Republican presidential candidate and Ohio Governor John Kasich says he has got support from "many women, who left their kitchens" to campaign for him.
"We just got an army of people and many women who left their kitchens to go out and go door to door and to put yard signs up for me," he said, reflecting on his first public test in the 1970s.
His remarks were to a crowd of about 1,000 at a town hall in Virginia.
One woman in the audience issued an immediate challenge to his comments.
"First off, I want to say: Your comment earlier about the women came out of the kitchen to support you? I'll come to support you but I won't be coming out of the kitchen."
"I gotcha," John Kasich replied.
But the reaction on Twitter came swiftly.
Some of his critics did not realise he was talking about 1976.

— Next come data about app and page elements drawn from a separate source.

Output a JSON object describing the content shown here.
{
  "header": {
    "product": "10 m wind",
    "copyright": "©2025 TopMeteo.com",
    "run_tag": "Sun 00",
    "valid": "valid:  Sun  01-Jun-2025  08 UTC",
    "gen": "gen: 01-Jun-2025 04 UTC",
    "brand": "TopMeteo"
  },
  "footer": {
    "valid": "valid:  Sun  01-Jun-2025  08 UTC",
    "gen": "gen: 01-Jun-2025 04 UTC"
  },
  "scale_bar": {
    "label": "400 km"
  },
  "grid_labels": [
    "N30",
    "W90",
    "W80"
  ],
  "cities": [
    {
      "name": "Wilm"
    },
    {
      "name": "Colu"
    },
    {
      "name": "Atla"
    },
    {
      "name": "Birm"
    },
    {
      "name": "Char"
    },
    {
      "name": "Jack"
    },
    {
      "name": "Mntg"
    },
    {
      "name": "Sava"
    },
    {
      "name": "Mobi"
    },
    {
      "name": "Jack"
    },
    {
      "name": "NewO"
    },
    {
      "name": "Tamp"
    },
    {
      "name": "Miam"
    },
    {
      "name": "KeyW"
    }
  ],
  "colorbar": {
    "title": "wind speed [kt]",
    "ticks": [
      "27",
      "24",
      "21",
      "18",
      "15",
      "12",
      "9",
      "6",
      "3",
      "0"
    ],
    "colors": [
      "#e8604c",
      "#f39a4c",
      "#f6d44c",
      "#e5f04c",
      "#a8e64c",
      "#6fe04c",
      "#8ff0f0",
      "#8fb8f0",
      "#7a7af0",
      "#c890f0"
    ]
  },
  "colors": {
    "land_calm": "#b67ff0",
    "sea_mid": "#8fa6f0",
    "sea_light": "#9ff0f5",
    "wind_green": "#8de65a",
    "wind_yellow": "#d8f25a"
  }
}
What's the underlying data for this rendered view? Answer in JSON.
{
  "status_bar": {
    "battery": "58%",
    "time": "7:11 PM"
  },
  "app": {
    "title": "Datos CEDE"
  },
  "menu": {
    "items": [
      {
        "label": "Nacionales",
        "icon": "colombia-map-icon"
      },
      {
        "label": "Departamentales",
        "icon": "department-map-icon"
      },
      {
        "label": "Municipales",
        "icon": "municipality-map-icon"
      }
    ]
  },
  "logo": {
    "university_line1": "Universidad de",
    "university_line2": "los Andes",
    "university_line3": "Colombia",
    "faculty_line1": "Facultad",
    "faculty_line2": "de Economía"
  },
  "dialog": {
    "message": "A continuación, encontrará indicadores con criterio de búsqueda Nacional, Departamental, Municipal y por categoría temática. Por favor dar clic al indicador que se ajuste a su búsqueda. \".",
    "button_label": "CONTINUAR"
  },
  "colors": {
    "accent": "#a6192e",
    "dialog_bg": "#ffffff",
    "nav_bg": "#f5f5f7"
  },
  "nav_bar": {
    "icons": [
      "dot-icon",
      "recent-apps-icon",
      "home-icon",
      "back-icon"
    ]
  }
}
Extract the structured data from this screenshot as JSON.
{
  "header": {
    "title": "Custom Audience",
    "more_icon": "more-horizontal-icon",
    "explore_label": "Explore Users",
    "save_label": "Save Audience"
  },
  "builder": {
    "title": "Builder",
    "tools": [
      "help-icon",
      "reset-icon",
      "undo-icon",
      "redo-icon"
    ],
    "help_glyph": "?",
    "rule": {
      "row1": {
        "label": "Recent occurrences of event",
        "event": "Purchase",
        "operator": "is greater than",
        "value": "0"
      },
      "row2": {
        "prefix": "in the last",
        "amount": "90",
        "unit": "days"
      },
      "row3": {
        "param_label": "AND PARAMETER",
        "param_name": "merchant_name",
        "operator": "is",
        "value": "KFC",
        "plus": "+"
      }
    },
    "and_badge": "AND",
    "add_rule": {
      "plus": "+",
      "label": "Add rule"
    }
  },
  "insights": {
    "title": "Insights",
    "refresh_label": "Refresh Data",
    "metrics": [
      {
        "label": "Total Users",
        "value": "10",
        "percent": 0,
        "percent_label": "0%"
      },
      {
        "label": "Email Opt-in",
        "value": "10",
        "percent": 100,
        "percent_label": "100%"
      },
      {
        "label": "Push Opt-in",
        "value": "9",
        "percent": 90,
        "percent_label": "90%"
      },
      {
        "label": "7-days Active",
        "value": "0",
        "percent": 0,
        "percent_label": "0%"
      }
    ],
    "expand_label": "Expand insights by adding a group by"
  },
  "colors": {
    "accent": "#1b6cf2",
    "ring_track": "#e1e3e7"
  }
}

That's because the first clips to emerge of his comments did not contain the context.
A spokesman for John Kasich came out to defend his remarks, describing the Ohio governor's campaigns as "home-grown affairs".

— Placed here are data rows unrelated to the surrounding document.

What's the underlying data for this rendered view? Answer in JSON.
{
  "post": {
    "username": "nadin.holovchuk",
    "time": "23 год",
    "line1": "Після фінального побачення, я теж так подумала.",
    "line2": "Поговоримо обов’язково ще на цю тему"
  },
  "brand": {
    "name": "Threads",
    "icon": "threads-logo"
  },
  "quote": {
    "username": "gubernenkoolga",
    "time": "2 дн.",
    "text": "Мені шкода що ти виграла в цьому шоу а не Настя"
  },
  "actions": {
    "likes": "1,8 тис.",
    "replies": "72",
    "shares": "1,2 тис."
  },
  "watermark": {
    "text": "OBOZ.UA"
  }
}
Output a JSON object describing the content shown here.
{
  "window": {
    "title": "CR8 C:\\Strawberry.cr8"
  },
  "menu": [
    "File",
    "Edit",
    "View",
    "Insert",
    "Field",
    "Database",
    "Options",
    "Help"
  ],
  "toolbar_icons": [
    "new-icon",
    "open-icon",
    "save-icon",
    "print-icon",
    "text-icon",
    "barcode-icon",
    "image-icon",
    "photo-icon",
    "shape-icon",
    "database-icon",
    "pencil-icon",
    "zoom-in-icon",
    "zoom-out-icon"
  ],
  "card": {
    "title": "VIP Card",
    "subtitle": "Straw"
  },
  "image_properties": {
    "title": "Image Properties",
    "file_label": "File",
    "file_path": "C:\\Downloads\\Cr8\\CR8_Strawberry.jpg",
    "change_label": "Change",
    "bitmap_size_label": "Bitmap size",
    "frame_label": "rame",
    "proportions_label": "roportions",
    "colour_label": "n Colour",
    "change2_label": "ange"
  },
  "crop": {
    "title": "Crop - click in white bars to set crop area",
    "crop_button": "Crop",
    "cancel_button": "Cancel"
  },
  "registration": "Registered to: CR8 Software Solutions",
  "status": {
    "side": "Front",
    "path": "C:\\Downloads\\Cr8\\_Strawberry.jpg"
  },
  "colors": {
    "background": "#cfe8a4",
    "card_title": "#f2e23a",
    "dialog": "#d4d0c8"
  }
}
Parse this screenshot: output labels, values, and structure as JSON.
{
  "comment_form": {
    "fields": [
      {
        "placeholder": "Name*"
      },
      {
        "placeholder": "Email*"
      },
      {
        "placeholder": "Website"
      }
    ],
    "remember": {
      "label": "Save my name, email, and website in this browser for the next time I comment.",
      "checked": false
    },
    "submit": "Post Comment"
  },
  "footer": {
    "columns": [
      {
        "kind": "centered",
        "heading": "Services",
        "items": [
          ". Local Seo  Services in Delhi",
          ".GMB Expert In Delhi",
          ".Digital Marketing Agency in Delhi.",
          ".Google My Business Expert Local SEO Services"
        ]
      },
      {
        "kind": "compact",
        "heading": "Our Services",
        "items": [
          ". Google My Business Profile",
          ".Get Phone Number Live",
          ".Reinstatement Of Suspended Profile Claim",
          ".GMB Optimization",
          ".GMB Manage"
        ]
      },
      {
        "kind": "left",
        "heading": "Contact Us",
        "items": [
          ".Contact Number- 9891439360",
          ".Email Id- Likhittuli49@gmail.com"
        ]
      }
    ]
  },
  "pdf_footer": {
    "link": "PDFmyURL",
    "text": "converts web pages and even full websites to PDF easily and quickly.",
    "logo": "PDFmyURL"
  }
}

"They've literally been run out of his friends' kitchens and many of his early campaign teams were made up of stay-at-home moms who believed deeply in the changes he wanted to bring to them and their families. That's real grassroots campaigning and he's proud of that authentic support," Rob Nichols said.

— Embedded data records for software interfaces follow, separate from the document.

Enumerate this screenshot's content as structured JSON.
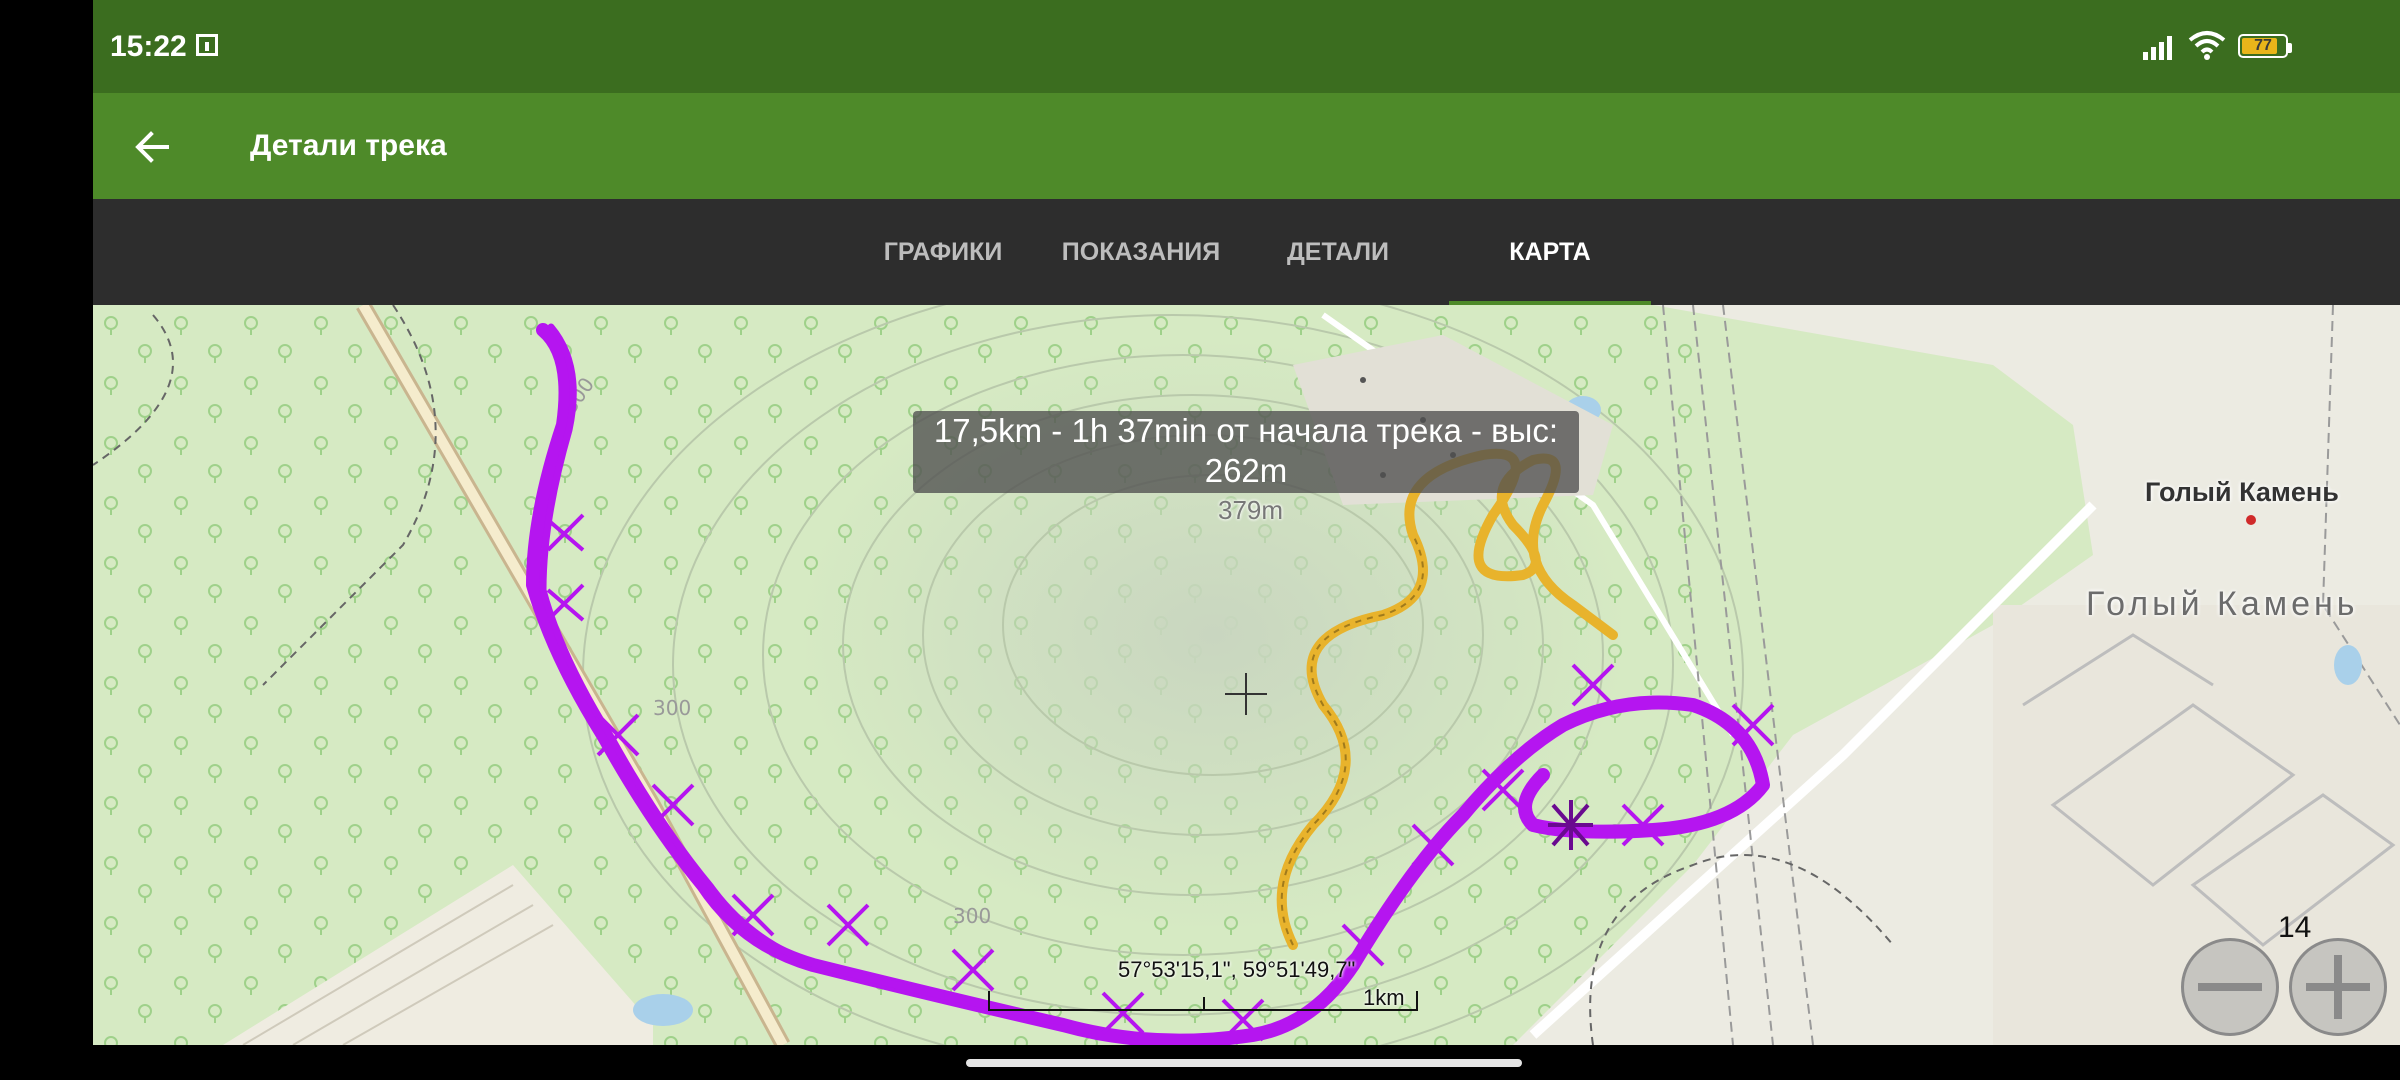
{
  "status_bar": {
    "time": "15:22",
    "battery_level": "77",
    "battery_color": "#e9b51a",
    "icons": [
      "notification-icon",
      "signal-icon",
      "wifi-icon",
      "battery-icon"
    ]
  },
  "app_bar": {
    "title": "Детали трека",
    "back_icon": "arrow-left-icon",
    "color": "#4e8a29"
  },
  "tabs": [
    {
      "label": "ГРАФИКИ",
      "active": false
    },
    {
      "label": "ПОКАЗАНИЯ",
      "active": false
    },
    {
      "label": "ДЕТАЛИ",
      "active": false
    },
    {
      "label": "КАРТА",
      "active": true
    }
  ],
  "map": {
    "info_line1": "17,5km - 1h 37min от начала трека - выс:",
    "info_line2": "262m",
    "peak_label": "379m",
    "contour_labels": [
      "300",
      "300",
      "300"
    ],
    "place_label_bold": "Голый Камень",
    "place_label_large": "Голый Камень",
    "coordinates": "57°53'15,1\", 59°51'49,7\"",
    "scale_label": "1km",
    "zoom_level": "14",
    "track_color": "#b515f0",
    "secondary_track_color": "#e8b32c"
  },
  "zoom_controls": {
    "zoom_out_icon": "minus-icon",
    "zoom_in_icon": "plus-icon"
  }
}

And how many women were employed in 1976? According to the Bureau of Labor Statistics, 43% of women over 16 (and 72% of men) were in the workforce. It is now about 58% (69% for men).
This is not the first time the second-term governor has come under fire for comments made about women.
In October, an 18-year-old female university student hit back at Mr Kasich in a Huffington Post column after he responded to her request for a question by saying: "I'm sorry, I don't have any Taylor Swift concert tickets."
At another rally in November, he asked a woman "have you ever been on a diet?" in response to a question about balancing budgets.
Mr Kasich's latest comments recall those made by Mitt Romney during his unsuccessful run for the Republican nomination in 2012.
The former governor of Massachusetts turned into an internet meme for saying his aides had presented him with "whole binders full of women" when asked to see more female candidates and pay equality during the second presidential debate.
On Sunday, Mr Kasich's signing of a bill that blocks government funding in Ohio for Planned Parenthood - a healthcare not-for-profit organisation - drew strong condemnation from the Democratic party.
John Kasich, who has been endorsed by the New York Times, has vowed continue his campaign despite placing a disappointing fifth in the third Republican presidential test in South Carolina on Saturday.
"We're getting big crowds everywhere we go," he said on Monday.
The result comes two weeks after he finished second in the New Hampshire presidential primary. He is now pinning his hopes in Vermont, Massachusetts and Virginia in a bid to garner votes among mainstream Republicans.